- Work instruction: For each line in the data below that has the word "true", copy that line.

Entries from a dataset of interfaces
= = =

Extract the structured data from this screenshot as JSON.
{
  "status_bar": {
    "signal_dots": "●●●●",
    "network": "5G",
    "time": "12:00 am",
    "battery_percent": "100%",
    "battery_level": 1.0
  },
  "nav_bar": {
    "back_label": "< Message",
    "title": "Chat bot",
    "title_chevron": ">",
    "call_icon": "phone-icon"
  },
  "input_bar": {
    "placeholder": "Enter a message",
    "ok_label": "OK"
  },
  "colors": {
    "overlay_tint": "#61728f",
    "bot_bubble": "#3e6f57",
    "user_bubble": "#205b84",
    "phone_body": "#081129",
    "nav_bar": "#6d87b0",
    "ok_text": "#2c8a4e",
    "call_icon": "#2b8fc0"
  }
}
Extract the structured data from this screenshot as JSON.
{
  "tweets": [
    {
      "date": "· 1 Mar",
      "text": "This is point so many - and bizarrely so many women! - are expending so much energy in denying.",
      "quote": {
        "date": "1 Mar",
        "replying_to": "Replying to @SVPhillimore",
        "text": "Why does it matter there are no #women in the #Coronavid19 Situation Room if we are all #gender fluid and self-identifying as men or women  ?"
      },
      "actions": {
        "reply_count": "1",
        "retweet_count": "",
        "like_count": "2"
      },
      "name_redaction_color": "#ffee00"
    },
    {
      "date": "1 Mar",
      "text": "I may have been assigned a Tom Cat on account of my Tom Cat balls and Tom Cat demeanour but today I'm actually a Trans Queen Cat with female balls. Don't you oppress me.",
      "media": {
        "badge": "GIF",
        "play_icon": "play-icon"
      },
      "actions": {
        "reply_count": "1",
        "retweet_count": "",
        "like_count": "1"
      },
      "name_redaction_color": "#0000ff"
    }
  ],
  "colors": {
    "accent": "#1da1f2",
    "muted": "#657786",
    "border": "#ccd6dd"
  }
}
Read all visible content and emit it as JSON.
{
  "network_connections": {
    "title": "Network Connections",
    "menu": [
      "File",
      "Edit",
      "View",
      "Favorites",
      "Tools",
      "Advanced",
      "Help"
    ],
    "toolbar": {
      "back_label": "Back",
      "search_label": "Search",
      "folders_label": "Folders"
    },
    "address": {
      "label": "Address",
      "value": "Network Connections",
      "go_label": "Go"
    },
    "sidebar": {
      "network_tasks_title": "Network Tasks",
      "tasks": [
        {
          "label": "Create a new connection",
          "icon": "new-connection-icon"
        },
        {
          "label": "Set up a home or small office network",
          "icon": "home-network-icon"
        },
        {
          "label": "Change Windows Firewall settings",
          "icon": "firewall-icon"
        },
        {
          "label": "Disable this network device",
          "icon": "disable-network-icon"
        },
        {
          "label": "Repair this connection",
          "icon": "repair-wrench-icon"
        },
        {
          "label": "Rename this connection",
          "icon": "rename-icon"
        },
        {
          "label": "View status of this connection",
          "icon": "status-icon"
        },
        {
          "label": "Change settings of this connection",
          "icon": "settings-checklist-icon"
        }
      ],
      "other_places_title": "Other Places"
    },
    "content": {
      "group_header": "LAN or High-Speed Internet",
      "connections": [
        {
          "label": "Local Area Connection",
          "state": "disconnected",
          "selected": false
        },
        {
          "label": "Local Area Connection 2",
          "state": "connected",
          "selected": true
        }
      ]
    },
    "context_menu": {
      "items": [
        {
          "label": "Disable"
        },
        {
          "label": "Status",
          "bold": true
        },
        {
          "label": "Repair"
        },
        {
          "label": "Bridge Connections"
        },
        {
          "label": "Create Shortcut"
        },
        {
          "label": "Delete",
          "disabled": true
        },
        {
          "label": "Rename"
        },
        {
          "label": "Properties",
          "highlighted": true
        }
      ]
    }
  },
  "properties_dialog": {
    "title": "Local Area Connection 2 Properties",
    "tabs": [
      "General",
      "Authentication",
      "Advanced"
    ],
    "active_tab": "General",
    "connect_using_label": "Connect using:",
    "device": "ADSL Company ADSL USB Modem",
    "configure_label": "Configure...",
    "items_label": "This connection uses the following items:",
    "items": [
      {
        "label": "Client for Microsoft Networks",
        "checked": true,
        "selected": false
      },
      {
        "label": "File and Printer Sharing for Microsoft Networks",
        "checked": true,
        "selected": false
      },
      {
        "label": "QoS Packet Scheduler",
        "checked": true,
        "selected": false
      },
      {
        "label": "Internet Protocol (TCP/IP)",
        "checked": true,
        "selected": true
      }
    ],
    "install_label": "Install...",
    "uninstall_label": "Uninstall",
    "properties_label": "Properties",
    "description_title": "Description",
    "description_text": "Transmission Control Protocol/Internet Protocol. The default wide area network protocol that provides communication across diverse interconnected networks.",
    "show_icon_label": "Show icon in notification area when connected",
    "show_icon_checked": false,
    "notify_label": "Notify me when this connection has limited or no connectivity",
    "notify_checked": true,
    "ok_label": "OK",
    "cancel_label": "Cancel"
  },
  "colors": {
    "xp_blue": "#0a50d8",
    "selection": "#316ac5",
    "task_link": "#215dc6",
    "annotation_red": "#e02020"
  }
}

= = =

- Task result:
          "selected": true
          "bold": true
          "disabled": true
          "highlighted": true
        "checked": true,
        "checked": true,
        "checked": true,
        "checked": true,
        "selected": true
    "notify_checked": true,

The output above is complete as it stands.